__Exercise aim__
Leaving out the pictures, restate each record below word for word.

Element data from apps and pages:
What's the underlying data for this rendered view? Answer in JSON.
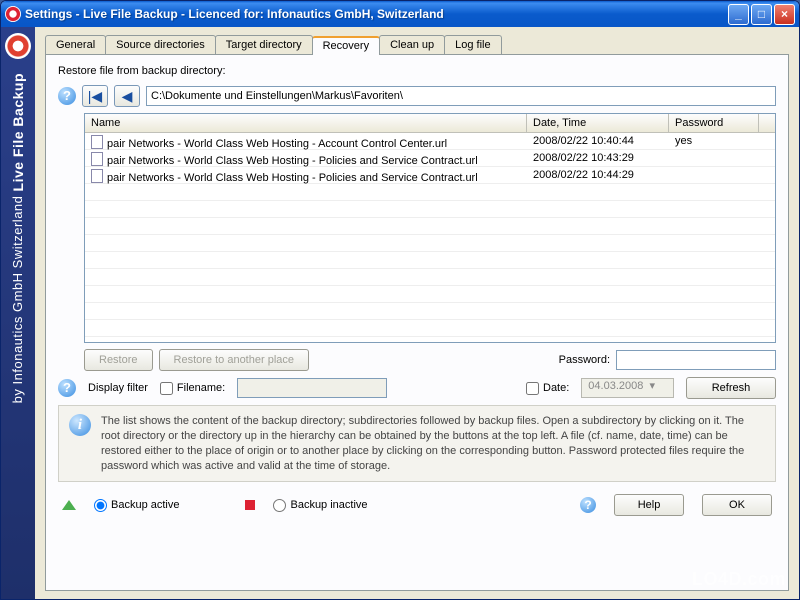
{
  "window": {
    "title": "Settings - Live File Backup - Licenced for: Infonautics GmbH, Switzerland"
  },
  "sidebar": {
    "company": "by Infonautics GmbH Switzerland",
    "product": "Live File Backup"
  },
  "tabs": [
    {
      "label": "General"
    },
    {
      "label": "Source directories"
    },
    {
      "label": "Target directory"
    },
    {
      "label": "Recovery"
    },
    {
      "label": "Clean up"
    },
    {
      "label": "Log file"
    }
  ],
  "recovery": {
    "heading": "Restore file from backup directory:",
    "path": "C:\\Dokumente und Einstellungen\\Markus\\Favoriten\\",
    "columns": {
      "name": "Name",
      "date": "Date, Time",
      "password": "Password"
    },
    "rows": [
      {
        "name": "pair Networks - World Class Web Hosting - Account Control Center.url",
        "date": "2008/02/22   10:40:44",
        "password": "yes"
      },
      {
        "name": "pair Networks - World Class Web Hosting - Policies and Service Contract.url",
        "date": "2008/02/22   10:43:29",
        "password": ""
      },
      {
        "name": "pair Networks - World Class Web Hosting - Policies and Service Contract.url",
        "date": "2008/02/22   10:44:29",
        "password": ""
      }
    ],
    "buttons": {
      "restore": "Restore",
      "restore_other": "Restore to another place",
      "refresh": "Refresh"
    },
    "password_label": "Password:",
    "filter": {
      "label": "Display filter",
      "filename_label": "Filename:",
      "filename_value": "",
      "date_label": "Date:",
      "date_value": "04.03.2008"
    },
    "info": "The list shows the content of the backup directory; subdirectories followed by backup files. Open a subdirectory by clicking on it. The root directory or the directory up in the hierarchy can be obtained by the buttons at the top left. A file (cf. name, date, time)  can be restored either to the place of origin or to another place by clicking on the corresponding button. Password protected files require the password which was active and valid at the time of storage."
  },
  "footer": {
    "backup_active": "Backup active",
    "backup_inactive": "Backup inactive",
    "help": "Help",
    "ok": "OK"
  },
  "watermark": "LO4D.com"
}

__Task response__
What's the underlying data for this rendered view? Answer in JSON.
{
  "window": {
    "title": "Settings - Live File Backup - Licenced for: Infonautics GmbH, Switzerland"
  },
  "sidebar": {
    "company": "by Infonautics GmbH Switzerland",
    "product": "Live File Backup"
  },
  "tabs": [
    {
      "label": "General"
    },
    {
      "label": "Source directories"
    },
    {
      "label": "Target directory"
    },
    {
      "label": "Recovery"
    },
    {
      "label": "Clean up"
    },
    {
      "label": "Log file"
    }
  ],
  "recovery": {
    "heading": "Restore file from backup directory:",
    "path": "C:\\Dokumente und Einstellungen\\Markus\\Favoriten\\",
    "columns": {
      "name": "Name",
      "date": "Date, Time",
      "password": "Password"
    },
    "rows": [
      {
        "name": "pair Networks - World Class Web Hosting - Account Control Center.url",
        "date": "2008/02/22   10:40:44",
        "password": "yes"
      },
      {
        "name": "pair Networks - World Class Web Hosting - Policies and Service Contract.url",
        "date": "2008/02/22   10:43:29",
        "password": ""
      },
      {
        "name": "pair Networks - World Class Web Hosting - Policies and Service Contract.url",
        "date": "2008/02/22   10:44:29",
        "password": ""
      }
    ],
    "buttons": {
      "restore": "Restore",
      "restore_other": "Restore to another place",
      "refresh": "Refresh"
    },
    "password_label": "Password:",
    "filter": {
      "label": "Display filter",
      "filename_label": "Filename:",
      "filename_value": "",
      "date_label": "Date:",
      "date_value": "04.03.2008"
    },
    "info": "The list shows the content of the backup directory; subdirectories followed by backup files. Open a subdirectory by clicking on it. The root directory or the directory up in the hierarchy can be obtained by the buttons at the top left. A file (cf. name, date, time)  can be restored either to the place of origin or to another place by clicking on the corresponding button. Password protected files require the password which was active and valid at the time of storage."
  },
  "footer": {
    "backup_active": "Backup active",
    "backup_inactive": "Backup inactive",
    "help": "Help",
    "ok": "OK"
  },
  "watermark": "LO4D.com"
}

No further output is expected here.